Financial media website Investopedia classifies two types of encryption:
- Symmetric encryption is an approach in which only one is used to encrypt the plaintext and decrypt the ciphertext.
- Asymmetric encryption is applied when the emphasis is on security instead of speed to gain access. It uses a public key for data encryption and a private one for decryption.
A contact center needs data encryption to:
- Safeguard data confidentiality stored on digital devices or sent over the internet
- Increase data protection for remote workers who store sensitive data on their computer systems
- Earn the trust of consumers who are also concerned about their data privacy
6. Outsource to a Reliable Business Process Outsourcing (BPO) Company
Select a reputable BPO provider when outsourcing contact center processes. Delegating them to a third-party vendor is an ideal solution to provide the best customer service and access to advanced and tightly deployed cybersecurity technologies.
An established BPO organization stores confidential, crucial customer or user information in a cloud system. It secures data with next-generation software and applications. A service provider uses high-security measures across all platforms to block unauthorized groups or individuals from acquiring private data.
When outsourcing contact center services, remember the tips below.

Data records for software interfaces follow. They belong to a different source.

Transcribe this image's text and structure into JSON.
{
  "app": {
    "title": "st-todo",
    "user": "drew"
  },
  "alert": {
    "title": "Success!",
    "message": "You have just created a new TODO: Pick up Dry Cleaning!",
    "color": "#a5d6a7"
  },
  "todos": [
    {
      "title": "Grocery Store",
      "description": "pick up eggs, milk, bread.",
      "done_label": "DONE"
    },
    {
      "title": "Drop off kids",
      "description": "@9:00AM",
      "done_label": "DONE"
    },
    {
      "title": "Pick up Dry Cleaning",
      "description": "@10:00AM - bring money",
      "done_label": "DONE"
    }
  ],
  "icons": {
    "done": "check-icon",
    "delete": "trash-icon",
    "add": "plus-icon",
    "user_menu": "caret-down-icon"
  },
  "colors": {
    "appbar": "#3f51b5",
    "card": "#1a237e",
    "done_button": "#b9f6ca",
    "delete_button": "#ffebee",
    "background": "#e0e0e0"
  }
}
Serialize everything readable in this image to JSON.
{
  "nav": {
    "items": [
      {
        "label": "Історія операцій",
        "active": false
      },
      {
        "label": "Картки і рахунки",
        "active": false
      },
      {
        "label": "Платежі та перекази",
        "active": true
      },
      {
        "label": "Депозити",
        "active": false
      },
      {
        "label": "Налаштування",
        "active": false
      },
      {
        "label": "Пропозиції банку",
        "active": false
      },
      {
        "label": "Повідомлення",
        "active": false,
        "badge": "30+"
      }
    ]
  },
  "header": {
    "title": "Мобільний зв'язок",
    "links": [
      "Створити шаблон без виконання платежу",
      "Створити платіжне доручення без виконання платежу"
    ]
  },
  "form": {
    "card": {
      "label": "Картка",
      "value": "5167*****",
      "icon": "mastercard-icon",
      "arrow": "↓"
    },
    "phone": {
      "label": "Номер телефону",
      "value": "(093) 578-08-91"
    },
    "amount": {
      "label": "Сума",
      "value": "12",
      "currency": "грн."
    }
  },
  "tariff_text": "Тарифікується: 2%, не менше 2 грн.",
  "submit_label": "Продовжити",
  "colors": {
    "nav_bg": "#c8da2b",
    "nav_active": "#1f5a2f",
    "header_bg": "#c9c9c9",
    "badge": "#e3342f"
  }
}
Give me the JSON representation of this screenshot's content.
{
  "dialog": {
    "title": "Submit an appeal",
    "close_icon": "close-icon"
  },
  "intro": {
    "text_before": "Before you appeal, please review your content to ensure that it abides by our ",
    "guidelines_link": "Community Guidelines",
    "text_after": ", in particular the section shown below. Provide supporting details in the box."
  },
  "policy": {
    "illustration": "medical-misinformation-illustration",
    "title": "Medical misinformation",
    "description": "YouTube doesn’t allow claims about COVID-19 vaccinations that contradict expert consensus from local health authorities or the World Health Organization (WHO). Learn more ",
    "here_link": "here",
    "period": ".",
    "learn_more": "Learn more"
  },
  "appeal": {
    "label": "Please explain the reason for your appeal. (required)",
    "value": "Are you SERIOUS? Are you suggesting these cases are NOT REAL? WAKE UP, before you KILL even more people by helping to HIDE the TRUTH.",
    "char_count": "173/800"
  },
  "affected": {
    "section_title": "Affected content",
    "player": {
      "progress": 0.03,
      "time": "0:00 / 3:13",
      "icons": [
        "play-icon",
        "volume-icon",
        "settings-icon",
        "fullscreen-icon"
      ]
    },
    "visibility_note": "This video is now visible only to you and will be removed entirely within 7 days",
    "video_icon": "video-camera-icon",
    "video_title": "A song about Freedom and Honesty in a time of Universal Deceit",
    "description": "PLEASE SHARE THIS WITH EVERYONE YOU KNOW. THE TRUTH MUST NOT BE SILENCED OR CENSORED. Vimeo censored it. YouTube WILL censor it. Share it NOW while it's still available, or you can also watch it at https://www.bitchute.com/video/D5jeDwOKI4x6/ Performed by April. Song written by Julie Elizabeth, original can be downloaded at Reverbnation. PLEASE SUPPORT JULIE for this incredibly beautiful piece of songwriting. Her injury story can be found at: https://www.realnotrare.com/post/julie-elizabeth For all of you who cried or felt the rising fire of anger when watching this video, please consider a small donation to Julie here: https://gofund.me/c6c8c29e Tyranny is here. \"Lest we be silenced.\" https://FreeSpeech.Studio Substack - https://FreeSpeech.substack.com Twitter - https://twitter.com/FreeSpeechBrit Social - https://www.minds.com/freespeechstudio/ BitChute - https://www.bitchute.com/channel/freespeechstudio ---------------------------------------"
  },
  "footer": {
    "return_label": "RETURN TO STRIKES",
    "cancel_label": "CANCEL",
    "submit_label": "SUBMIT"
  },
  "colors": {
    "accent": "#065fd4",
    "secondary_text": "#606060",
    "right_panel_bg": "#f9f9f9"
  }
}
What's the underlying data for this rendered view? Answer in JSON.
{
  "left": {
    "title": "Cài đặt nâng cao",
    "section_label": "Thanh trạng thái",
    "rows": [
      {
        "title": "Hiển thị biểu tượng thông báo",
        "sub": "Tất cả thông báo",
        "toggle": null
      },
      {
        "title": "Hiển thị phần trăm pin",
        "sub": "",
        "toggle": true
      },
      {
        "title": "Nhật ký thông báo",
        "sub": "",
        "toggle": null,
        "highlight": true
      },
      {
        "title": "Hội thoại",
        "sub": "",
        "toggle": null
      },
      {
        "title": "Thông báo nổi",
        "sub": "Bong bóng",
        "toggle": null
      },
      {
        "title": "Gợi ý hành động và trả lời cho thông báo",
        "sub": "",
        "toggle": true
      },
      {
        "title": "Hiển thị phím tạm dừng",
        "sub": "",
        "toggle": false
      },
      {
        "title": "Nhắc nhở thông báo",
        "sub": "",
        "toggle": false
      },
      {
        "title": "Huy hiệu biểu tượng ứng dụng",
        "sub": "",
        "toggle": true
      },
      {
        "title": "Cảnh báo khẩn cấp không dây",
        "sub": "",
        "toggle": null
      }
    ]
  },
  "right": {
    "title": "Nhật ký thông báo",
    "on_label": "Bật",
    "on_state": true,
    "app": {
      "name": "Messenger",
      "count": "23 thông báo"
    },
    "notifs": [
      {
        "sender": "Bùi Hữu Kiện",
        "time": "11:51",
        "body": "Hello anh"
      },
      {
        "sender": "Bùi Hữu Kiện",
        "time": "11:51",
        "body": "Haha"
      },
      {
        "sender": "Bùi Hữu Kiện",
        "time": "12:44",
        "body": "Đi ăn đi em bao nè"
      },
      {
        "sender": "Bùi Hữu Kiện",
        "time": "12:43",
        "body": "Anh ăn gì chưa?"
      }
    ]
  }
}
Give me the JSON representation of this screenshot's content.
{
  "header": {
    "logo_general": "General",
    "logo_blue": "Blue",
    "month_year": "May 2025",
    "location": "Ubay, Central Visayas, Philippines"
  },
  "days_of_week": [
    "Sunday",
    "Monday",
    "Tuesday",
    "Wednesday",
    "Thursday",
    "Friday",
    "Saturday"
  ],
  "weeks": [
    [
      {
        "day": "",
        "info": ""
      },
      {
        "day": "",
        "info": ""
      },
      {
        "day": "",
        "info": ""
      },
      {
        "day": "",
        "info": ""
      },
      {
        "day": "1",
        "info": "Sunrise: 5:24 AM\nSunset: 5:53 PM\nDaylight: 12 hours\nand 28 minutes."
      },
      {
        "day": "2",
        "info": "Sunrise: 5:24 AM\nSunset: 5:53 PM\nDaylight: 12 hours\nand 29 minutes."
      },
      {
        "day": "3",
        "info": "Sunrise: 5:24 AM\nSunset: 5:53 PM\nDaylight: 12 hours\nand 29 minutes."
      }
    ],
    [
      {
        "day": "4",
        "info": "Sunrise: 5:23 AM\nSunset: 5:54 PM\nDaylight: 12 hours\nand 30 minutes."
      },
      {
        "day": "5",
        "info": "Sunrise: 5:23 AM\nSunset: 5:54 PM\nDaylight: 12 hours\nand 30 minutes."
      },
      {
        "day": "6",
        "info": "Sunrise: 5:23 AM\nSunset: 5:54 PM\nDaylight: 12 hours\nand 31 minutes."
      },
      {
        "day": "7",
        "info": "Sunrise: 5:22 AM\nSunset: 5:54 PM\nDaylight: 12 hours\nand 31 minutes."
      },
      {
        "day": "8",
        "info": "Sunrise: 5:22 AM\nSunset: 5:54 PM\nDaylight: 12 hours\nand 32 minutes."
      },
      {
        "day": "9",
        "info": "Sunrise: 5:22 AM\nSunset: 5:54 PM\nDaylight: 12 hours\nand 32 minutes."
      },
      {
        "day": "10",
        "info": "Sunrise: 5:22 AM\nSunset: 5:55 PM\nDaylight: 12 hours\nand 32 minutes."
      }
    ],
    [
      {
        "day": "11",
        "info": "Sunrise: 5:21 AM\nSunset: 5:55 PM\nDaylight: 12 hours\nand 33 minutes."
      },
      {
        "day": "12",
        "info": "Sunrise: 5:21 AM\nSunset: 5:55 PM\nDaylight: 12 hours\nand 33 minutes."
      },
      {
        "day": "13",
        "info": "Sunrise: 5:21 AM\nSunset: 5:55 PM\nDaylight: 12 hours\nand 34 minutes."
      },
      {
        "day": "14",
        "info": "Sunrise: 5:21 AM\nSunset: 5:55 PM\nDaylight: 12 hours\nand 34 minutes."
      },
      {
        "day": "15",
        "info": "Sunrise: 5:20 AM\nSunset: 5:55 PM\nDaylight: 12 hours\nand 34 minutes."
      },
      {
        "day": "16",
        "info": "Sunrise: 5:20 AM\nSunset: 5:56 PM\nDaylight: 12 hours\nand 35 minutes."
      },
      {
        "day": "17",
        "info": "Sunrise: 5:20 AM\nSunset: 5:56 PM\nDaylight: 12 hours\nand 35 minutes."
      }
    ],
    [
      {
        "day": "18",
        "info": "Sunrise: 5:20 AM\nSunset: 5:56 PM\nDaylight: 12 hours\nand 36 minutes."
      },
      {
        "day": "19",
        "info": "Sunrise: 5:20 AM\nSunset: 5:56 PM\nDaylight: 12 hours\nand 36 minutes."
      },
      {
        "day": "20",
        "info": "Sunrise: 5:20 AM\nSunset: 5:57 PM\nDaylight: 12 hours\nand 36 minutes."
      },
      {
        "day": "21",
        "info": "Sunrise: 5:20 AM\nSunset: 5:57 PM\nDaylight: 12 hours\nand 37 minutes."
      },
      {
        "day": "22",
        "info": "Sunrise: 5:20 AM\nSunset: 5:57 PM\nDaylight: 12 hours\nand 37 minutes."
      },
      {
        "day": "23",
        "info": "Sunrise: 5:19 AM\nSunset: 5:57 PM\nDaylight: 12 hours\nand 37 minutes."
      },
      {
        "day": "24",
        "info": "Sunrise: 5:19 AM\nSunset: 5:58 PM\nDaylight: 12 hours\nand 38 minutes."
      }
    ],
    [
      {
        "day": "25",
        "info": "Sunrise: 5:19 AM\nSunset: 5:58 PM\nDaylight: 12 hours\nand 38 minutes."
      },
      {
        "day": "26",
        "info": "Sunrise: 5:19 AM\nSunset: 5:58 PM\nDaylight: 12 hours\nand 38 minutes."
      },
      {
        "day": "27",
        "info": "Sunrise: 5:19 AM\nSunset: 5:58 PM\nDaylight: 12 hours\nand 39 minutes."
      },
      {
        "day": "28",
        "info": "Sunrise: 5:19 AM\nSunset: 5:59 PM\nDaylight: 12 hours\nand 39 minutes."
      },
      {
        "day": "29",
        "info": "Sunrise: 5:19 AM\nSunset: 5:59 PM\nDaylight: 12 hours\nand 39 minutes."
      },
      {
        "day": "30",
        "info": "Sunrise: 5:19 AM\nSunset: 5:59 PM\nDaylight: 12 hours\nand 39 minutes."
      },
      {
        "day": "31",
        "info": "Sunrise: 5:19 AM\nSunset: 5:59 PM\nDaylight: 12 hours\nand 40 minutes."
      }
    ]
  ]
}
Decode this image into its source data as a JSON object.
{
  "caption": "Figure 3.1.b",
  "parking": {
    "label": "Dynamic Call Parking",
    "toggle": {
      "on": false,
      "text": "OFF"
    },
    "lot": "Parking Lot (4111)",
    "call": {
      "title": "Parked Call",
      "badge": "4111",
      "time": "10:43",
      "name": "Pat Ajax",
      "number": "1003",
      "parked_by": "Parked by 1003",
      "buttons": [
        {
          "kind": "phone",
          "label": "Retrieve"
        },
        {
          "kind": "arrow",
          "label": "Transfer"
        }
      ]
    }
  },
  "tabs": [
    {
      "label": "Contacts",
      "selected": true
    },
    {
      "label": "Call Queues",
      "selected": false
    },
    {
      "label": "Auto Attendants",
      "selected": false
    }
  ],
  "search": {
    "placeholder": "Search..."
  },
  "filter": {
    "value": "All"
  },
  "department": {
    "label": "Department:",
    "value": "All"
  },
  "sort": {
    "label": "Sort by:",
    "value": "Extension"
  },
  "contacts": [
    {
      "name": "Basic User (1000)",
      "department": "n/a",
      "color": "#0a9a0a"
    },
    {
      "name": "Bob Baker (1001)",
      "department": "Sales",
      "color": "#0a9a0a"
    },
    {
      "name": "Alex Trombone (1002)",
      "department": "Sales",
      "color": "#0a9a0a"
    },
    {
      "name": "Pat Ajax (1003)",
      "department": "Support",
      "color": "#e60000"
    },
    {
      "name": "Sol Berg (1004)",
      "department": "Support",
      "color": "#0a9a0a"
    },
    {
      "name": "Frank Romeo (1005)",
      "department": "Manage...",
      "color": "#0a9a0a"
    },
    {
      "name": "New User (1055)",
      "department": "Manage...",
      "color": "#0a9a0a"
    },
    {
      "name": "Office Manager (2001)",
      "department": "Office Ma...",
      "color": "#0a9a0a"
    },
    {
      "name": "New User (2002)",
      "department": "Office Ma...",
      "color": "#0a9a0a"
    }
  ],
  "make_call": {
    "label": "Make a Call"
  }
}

- Ask the BPO firm to sign a non-disclosure agreement to avoid data breaches and misuse. Outsourced teams must have proper authorization to obtain and process consumer data.
- Ensure that the BPO partner guarantees compliance with government regulations and industry standards. Check whether it has the resources, expertise, and technology to help address your compliance and security needs.
A contact center is a critical business segment that connects you to current and potential customers. That’s why it must be constantly protected.
We hope these contact center best practices help you identify security vulnerabilities and resolve them immediately to prevent losses in valuable resources.
About the Author:
Rene Mallari is a B2B content writer for Unity Communications, an Arizona-based Inc. 5000 company specializing in outsourcing and offshoring services.